*** Material for the task Section Begins ***

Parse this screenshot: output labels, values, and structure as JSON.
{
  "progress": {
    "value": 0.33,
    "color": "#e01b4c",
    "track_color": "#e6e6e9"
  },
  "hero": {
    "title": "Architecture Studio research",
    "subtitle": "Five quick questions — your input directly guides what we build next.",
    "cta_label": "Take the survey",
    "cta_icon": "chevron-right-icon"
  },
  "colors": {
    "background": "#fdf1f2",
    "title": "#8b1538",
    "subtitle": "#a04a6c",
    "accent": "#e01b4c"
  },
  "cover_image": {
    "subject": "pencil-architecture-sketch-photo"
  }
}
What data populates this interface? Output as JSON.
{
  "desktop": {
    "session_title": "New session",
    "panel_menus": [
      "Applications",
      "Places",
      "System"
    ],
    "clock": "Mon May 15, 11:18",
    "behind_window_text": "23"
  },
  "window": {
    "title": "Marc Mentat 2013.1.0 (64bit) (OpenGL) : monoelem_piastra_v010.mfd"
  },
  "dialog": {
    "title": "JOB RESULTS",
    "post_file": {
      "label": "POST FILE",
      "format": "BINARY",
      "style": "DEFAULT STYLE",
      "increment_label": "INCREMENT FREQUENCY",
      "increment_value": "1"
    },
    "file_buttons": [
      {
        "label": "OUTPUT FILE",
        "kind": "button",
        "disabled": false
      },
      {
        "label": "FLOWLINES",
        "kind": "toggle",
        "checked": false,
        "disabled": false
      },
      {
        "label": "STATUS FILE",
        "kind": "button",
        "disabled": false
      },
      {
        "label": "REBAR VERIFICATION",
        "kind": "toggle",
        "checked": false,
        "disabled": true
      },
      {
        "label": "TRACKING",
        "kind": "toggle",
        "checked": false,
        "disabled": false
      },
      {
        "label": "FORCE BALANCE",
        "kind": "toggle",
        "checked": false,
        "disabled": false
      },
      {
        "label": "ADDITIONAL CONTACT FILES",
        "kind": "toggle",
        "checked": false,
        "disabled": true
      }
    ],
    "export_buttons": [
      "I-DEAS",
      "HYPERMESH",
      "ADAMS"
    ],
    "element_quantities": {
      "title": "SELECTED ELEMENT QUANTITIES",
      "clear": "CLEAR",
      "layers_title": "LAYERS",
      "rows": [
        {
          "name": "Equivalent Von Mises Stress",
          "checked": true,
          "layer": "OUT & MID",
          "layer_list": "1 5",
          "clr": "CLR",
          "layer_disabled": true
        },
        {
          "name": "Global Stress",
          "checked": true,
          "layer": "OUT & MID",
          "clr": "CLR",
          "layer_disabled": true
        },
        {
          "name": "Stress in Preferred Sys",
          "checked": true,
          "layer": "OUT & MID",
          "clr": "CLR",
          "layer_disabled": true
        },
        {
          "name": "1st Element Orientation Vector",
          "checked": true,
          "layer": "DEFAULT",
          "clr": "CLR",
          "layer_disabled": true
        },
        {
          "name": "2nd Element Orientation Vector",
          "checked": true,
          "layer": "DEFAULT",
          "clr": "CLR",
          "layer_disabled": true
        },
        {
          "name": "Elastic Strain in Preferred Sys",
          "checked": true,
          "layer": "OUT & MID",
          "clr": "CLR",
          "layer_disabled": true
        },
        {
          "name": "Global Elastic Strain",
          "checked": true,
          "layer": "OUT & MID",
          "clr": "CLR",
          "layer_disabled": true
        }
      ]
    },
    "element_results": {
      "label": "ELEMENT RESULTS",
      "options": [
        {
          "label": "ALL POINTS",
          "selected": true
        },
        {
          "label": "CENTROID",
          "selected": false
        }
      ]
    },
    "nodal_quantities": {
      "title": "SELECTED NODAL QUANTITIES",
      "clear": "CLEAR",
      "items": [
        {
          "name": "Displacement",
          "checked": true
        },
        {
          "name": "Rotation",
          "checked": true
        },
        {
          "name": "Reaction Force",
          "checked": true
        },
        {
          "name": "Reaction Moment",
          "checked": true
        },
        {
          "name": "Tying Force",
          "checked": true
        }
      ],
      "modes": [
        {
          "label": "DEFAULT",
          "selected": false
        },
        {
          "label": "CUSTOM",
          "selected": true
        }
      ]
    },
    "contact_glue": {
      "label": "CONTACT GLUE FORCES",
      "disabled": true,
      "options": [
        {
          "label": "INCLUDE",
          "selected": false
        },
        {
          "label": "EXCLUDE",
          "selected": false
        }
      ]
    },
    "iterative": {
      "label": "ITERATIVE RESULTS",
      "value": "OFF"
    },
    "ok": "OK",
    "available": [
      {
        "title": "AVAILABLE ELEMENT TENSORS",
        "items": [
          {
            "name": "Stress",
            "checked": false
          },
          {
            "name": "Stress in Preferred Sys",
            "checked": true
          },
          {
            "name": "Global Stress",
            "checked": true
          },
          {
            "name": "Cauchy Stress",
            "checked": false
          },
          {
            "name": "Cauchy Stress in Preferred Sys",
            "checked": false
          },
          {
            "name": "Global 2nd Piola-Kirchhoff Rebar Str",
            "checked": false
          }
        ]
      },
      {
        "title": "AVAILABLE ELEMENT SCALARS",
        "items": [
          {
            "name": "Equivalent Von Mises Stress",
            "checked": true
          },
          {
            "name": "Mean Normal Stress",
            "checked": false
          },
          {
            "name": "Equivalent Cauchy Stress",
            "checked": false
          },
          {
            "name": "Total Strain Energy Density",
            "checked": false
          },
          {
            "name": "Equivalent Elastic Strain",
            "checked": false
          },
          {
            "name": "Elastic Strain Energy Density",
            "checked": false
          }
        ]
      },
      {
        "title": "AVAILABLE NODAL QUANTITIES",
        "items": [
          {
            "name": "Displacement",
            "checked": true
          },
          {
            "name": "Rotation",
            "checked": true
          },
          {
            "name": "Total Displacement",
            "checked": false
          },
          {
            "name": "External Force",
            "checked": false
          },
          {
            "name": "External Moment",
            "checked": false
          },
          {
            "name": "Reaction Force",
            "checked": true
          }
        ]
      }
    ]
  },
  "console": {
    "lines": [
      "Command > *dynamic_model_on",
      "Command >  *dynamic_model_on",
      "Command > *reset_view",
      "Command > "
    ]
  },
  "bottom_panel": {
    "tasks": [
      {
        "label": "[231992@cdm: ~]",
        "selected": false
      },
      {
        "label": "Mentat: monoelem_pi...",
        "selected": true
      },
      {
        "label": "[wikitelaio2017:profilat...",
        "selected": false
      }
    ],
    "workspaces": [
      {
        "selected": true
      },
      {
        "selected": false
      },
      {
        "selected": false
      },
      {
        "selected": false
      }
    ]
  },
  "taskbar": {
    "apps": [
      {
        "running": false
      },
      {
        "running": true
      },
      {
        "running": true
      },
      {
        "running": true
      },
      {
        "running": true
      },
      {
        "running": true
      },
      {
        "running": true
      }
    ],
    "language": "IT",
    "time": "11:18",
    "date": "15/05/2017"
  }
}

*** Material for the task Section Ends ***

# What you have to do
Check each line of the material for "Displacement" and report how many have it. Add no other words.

# Response area
3